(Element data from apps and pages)
§ §
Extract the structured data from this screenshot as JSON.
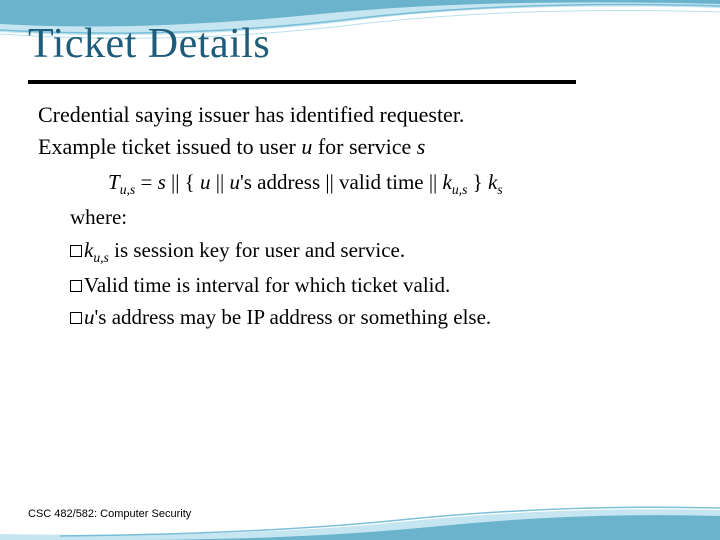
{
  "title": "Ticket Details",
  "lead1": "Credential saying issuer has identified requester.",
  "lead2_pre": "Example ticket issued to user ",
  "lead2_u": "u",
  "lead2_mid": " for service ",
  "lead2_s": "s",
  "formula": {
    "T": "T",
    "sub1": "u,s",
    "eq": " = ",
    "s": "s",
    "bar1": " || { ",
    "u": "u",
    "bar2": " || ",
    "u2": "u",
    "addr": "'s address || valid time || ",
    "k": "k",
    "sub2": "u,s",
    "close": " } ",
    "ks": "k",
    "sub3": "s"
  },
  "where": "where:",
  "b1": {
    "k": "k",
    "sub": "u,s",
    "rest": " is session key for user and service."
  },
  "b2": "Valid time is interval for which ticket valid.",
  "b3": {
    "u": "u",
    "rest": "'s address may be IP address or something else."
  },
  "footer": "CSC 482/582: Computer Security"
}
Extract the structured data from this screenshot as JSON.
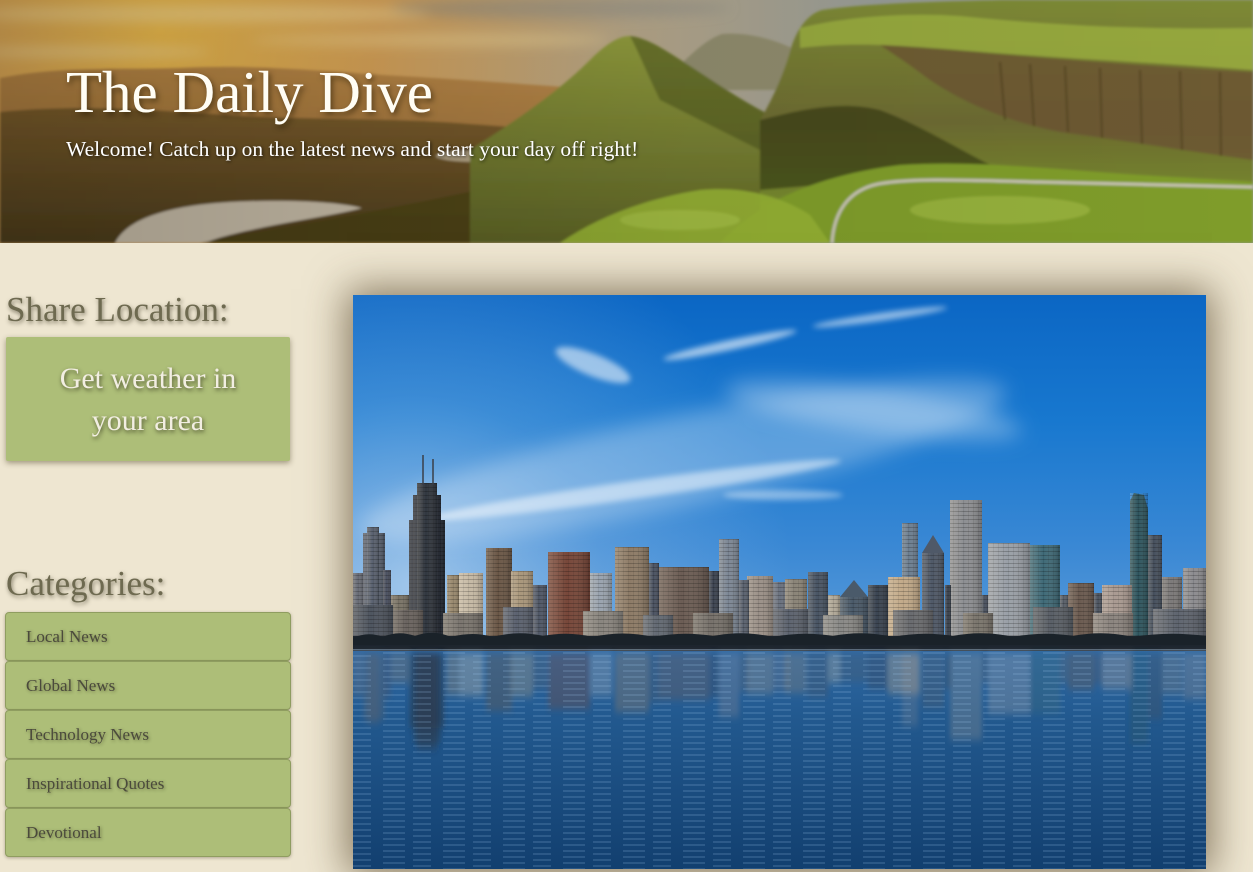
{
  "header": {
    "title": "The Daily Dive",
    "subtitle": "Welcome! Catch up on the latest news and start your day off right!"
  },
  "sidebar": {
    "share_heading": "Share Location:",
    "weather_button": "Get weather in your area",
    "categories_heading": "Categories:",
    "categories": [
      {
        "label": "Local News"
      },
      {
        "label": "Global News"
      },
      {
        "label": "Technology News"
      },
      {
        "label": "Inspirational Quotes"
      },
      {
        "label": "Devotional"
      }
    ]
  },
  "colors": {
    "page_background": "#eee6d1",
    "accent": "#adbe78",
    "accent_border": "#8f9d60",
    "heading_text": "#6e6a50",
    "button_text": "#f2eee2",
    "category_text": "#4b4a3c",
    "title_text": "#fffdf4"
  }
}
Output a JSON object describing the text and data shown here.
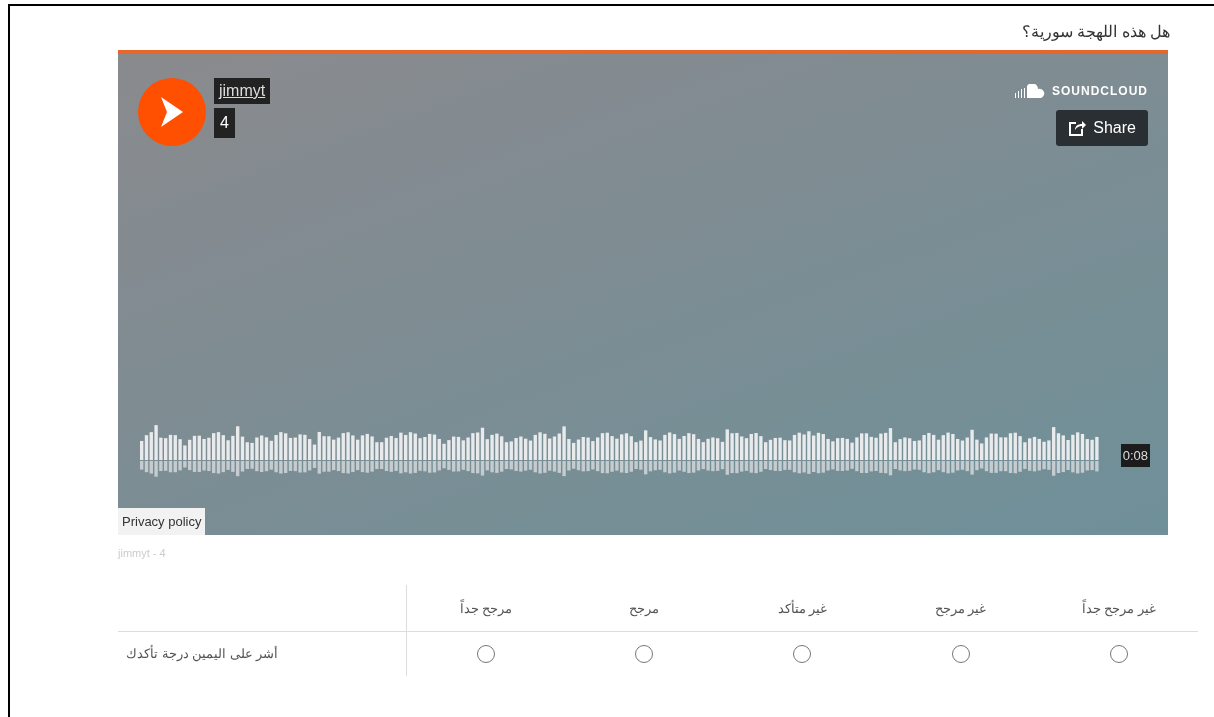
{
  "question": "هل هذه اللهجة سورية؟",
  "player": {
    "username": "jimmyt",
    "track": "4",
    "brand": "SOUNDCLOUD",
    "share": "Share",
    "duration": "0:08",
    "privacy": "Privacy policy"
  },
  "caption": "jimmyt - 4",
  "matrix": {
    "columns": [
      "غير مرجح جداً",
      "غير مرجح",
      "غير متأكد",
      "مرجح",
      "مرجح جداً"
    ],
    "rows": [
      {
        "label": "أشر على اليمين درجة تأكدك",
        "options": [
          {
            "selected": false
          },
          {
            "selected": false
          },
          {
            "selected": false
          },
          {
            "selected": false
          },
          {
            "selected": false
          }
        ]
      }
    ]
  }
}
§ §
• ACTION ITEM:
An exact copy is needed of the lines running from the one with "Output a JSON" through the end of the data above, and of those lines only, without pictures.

• EXERCISE ANSWER:
Output a JSON object describing the text and data shown here.
{
  "question": "هل هذه اللهجة سورية؟",
  "player": {
    "username": "jimmyt",
    "track": "4",
    "brand": "SOUNDCLOUD",
    "share": "Share",
    "duration": "0:08",
    "privacy": "Privacy policy"
  },
  "caption": "jimmyt - 4",
  "matrix": {
    "columns": [
      "غير مرجح جداً",
      "غير مرجح",
      "غير متأكد",
      "مرجح",
      "مرجح جداً"
    ],
    "rows": [
      {
        "label": "أشر على اليمين درجة تأكدك",
        "options": [
          {
            "selected": false
          },
          {
            "selected": false
          },
          {
            "selected": false
          },
          {
            "selected": false
          },
          {
            "selected": false
          }
        ]
      }
    ]
  }
}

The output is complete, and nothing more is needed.